With the turn of the new year, Jacques Puffeney, the patriarch of French Jura wine, will bring his 52-year career to a close.
“On Jan. 1, I will retire,” Puffeney, 69, said in his 17th-century cellars below his home in Montigny-les-Arsures. “I don’t have a child who wants to carry on. That’s how it is. C’est la vie.”
Puffeney, a staunch traditionalist who for many has been the white-bearded face of the Arbois appellation and Jura in general, told Wine Spectator that 2014 was his final vintage. He will continue to tend to vintages in barrel or bottle in his cellars—the last wines he’ll produce—while leasing most of his vineyards to the Burgundy producer Marquis d’Angerville for its Domaine de Pélican label.
“Jacques Puffeney is a grand vigneron,” lamented winemaker and neighbor Michel Gahier who had bid unsuccessfully to rent Puffeney’s vines. “We will lose an image of the Jura and a bit of terroir in this affair.”

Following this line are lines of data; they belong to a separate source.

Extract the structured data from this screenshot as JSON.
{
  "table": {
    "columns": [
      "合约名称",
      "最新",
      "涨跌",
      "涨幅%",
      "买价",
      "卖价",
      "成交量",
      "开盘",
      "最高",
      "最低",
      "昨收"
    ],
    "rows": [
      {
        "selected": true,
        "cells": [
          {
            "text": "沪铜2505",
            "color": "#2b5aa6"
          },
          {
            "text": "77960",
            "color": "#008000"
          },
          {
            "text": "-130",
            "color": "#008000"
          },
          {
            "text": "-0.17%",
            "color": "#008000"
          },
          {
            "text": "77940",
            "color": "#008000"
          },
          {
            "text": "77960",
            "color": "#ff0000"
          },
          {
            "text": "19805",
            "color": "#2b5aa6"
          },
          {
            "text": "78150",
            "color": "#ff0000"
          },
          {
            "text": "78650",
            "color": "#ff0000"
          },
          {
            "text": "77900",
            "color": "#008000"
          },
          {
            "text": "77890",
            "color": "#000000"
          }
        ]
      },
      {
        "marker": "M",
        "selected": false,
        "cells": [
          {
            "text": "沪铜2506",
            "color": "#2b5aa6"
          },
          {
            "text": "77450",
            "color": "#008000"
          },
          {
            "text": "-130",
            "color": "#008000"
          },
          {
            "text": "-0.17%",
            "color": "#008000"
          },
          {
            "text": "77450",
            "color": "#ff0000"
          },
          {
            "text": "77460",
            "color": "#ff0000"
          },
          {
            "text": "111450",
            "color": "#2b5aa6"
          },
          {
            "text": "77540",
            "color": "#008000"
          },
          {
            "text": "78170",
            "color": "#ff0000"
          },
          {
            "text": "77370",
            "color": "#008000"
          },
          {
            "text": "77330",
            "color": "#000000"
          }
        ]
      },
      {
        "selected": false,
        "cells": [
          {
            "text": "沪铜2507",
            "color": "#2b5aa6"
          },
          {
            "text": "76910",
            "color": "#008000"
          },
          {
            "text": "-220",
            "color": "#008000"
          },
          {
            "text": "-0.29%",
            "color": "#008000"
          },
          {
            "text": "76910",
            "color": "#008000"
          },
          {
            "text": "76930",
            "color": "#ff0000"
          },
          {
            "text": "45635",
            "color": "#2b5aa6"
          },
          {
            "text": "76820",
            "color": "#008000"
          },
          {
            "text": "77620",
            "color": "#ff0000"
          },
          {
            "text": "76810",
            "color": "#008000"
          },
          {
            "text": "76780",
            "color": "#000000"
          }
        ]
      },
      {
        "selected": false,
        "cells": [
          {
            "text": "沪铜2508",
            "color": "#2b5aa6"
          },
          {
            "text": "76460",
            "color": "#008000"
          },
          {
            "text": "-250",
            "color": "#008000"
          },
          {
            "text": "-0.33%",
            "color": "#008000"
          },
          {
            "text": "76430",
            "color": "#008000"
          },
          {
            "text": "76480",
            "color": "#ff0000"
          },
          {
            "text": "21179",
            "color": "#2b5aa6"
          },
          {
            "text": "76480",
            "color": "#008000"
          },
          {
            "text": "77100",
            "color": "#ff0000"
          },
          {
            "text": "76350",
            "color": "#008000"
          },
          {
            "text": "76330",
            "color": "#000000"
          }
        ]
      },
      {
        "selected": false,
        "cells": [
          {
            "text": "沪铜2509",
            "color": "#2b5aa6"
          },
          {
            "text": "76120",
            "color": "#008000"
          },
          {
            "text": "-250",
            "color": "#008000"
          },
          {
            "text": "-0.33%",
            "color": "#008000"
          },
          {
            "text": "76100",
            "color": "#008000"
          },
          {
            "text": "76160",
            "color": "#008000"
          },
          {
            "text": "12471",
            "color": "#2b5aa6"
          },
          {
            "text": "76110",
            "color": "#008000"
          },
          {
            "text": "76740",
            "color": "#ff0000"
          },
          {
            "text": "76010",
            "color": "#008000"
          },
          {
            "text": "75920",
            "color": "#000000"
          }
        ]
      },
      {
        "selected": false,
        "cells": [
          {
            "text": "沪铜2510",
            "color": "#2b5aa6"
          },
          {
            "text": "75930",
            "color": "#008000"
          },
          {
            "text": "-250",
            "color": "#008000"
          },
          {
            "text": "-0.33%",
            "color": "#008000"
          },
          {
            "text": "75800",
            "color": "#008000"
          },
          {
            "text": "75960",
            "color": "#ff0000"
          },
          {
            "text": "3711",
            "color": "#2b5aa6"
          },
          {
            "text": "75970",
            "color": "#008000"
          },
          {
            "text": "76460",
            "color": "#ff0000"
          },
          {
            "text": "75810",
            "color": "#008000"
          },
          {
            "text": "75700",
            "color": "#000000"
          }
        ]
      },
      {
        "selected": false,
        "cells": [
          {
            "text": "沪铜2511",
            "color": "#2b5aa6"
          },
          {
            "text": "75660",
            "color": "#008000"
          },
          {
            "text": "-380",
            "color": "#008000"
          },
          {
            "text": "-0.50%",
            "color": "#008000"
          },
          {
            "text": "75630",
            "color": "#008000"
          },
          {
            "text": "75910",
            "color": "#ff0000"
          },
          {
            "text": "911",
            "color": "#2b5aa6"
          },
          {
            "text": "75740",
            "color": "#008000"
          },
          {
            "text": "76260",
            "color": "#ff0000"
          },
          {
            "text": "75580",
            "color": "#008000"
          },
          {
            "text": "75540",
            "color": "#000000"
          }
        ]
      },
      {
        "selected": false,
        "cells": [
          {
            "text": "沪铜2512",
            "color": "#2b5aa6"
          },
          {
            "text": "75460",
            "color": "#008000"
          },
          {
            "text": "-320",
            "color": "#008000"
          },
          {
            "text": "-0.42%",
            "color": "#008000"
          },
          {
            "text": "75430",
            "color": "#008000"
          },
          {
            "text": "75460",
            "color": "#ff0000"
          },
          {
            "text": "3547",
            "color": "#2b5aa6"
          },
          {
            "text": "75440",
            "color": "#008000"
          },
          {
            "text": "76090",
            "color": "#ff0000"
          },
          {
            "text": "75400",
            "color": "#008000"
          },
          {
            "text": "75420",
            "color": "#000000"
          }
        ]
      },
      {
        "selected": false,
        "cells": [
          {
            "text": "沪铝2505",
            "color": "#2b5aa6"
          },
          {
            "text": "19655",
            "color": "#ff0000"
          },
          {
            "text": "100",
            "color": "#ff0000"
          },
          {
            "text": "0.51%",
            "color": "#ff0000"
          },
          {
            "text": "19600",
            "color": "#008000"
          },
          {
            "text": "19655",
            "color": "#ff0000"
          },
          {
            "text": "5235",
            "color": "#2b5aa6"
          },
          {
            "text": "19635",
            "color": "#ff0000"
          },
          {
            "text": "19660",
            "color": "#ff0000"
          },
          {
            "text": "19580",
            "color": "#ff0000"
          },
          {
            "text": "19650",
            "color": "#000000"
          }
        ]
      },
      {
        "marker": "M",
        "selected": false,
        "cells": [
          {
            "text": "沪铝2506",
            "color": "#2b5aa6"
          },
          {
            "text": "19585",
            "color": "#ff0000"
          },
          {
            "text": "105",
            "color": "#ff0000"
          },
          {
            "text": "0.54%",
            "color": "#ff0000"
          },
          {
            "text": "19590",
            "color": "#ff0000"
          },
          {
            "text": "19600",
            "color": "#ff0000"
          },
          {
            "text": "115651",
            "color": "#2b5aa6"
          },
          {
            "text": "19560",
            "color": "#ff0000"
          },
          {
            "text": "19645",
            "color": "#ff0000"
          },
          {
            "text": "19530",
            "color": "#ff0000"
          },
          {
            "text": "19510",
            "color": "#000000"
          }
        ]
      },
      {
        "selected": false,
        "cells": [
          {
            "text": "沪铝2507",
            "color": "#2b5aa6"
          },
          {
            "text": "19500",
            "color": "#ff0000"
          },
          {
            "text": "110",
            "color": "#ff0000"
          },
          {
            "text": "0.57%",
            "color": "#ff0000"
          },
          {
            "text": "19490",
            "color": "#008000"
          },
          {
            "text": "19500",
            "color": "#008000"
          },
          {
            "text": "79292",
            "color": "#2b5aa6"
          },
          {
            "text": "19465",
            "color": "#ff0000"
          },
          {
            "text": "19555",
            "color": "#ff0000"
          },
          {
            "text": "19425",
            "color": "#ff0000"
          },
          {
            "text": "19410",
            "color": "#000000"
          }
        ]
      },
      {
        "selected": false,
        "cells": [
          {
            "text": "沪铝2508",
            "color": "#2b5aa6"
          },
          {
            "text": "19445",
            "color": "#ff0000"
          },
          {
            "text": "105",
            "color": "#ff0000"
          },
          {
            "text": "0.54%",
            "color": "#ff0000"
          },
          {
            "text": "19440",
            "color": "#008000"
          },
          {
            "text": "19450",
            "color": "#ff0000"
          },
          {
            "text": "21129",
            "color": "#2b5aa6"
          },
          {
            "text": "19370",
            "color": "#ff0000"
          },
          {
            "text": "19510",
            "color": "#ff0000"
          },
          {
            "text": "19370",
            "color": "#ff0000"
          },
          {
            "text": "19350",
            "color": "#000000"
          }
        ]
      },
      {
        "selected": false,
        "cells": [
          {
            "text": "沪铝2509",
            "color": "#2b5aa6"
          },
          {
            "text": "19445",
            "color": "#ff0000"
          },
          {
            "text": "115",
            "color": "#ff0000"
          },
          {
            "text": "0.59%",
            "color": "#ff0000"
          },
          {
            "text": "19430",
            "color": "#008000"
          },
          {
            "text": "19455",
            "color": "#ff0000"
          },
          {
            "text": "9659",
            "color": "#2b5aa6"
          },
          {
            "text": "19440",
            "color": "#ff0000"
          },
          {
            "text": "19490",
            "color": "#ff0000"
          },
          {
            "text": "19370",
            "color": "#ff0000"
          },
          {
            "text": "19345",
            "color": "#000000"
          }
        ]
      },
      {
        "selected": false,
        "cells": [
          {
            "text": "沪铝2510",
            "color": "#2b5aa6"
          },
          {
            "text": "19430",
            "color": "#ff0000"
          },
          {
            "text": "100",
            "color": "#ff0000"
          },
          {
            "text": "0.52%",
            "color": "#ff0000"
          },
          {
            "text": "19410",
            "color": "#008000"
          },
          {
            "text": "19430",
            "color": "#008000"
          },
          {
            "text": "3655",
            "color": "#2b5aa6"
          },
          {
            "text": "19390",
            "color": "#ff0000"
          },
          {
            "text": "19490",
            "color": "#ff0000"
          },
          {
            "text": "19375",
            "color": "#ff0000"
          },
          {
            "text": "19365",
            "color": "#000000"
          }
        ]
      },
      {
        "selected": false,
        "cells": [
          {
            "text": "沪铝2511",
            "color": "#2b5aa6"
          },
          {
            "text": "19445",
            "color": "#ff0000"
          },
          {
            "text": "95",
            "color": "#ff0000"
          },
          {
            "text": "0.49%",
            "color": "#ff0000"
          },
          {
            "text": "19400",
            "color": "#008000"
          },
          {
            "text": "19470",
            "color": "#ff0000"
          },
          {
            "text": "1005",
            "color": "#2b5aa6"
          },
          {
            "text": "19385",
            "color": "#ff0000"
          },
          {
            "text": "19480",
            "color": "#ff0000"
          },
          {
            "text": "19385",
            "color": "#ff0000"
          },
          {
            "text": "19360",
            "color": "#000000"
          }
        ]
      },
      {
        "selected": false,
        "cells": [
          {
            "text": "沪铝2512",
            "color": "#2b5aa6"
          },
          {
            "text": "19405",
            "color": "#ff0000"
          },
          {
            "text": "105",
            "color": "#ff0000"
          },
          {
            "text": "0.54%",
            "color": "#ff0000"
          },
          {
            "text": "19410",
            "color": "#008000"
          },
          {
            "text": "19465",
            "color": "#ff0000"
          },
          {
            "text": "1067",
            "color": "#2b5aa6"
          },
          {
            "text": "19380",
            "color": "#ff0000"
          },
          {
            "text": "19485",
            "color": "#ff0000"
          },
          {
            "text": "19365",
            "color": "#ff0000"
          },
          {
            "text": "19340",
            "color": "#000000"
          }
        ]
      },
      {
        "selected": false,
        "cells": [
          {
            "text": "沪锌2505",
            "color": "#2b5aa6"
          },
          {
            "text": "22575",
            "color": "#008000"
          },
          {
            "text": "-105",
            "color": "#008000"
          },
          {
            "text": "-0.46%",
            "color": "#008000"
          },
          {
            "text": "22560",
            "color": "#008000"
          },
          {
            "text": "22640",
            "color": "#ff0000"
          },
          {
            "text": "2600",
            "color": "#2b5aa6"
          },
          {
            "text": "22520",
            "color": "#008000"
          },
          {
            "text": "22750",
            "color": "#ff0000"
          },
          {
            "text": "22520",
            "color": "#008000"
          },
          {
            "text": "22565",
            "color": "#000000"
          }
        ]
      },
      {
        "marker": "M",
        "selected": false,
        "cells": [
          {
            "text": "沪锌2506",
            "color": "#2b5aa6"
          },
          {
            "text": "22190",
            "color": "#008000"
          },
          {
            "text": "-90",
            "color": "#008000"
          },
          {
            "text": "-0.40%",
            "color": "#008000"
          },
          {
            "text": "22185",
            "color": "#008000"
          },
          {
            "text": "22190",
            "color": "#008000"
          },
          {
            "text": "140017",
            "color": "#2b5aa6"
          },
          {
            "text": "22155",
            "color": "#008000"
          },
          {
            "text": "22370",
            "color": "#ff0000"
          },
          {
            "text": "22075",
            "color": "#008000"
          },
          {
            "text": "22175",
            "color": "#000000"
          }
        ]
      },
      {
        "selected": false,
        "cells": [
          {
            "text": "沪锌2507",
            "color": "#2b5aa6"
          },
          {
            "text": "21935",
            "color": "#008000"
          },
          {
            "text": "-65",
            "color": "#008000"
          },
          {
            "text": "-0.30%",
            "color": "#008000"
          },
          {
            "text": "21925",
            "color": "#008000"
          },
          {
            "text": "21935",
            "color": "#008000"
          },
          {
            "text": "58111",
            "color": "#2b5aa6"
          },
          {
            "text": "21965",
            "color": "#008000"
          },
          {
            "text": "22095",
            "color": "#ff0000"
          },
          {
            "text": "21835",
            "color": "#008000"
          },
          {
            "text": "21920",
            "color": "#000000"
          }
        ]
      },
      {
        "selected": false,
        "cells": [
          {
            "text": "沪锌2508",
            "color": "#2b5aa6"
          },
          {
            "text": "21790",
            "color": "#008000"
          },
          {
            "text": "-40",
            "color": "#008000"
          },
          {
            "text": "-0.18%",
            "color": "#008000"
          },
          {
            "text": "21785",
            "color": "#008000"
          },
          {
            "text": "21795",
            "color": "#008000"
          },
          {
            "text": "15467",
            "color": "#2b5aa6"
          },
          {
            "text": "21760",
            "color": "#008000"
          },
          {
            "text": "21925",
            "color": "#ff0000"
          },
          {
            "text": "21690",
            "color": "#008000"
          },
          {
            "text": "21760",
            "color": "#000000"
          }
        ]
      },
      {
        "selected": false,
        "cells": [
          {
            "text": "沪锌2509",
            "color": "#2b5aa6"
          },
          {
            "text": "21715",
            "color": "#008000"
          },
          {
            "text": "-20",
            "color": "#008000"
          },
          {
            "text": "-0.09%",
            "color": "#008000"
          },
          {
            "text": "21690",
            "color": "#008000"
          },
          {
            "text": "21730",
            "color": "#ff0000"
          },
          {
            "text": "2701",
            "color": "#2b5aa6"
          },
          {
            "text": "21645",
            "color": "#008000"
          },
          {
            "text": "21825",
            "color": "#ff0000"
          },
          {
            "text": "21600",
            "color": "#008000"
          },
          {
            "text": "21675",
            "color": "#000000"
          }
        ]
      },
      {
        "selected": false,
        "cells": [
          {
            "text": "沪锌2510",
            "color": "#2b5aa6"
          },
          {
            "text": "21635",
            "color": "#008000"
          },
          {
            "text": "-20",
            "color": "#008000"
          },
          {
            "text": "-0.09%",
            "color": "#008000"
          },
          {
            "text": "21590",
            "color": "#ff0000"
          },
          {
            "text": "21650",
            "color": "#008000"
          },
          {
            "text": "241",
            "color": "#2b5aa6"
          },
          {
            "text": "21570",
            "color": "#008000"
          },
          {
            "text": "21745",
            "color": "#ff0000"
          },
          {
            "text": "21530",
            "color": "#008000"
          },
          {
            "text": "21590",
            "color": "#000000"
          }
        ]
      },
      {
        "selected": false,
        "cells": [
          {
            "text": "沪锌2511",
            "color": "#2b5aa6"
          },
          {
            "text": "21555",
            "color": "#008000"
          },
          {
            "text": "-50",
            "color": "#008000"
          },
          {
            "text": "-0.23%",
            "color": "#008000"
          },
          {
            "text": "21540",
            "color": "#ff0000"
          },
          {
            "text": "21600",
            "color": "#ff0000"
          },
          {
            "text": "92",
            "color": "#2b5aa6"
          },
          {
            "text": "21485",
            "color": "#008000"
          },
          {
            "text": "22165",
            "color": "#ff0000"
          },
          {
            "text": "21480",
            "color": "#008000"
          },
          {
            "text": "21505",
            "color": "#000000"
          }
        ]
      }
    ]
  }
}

The son of a vineyard worker, Puffeney and his father began working little more than an acre of vines in 1962; Puffeney started bottling wines in the 1964 vintage and soon won acclaim. Though Puffeney has never traveled overseas, in the past 20 years his wines developed a loyal American following, with demand outstripping supply of just over 800 cases annually in the U.S. (about 40 percent of his total production).
“My heart is broken,” said Neal Rosenthal, who imports Puffeney’s wines to the U.S. “He was one of the Jura’s best traditional producers. It’s sad to lose this great tradition and heritage.”
Puffeney, whose two daughters were never involved in the domaine and were not interested in taking over, said he would have preferred a solution that would have kept his 15-acre domaine intact, but no plan could meet both his own needs and comply with the restrictions of French law.
An immediate sale of everything would have come with a huge tax bill, and Puffeney insisted on keeping his stock of non-released vintages. French laws not only restrict how much vineyard land a retired winemaker can cultivate (less than 1 acre) and how much he can earn, but also restrict the sharing of winery space. The only solution in the end was to lease the vineyards to a winemaker who already had its own brand and cellars.
About 11 acres of Puffeney's vineyards—a traditional Jura mix of white Savagnin and Chardonnay as well as red Trousseau, Poulsard and Pinot Noir—will be leased to the Burgundy producer Marquis d’Angerville, which has been expanding its small Jura holdings after having purchased Puffeney’s neighbor, Château de Chavanes in 2012.
Guillaume d’Angerville of Marquis d’Angerville said Puffeney’s retirement is “a big loss for the Jura.” But d’Angerville added, “It is quite something for us to have part of his legacy in the form of his vineyards.”
The lease brings d’Angerville/Pélican's Jura vineyards to about 35 acres used to make Burgundy-style wines. As yet, Domaine de Pélican does not make any traditional Jura oxidative whites for which Puffeney was best known—including the Jura’s Sherry-like Savagnin vin jaune (yellow wine) aged at least six years in barrels under flor, a layer of naturally forming oxidative yeast.
In addition to finishing the wines in his cellar, Puffeney will cultivate a tiny plot of vines for personal consumption and will consult with his nephew and winemaker Frédéric Puffeney, to whom he has given 2 acres of vines.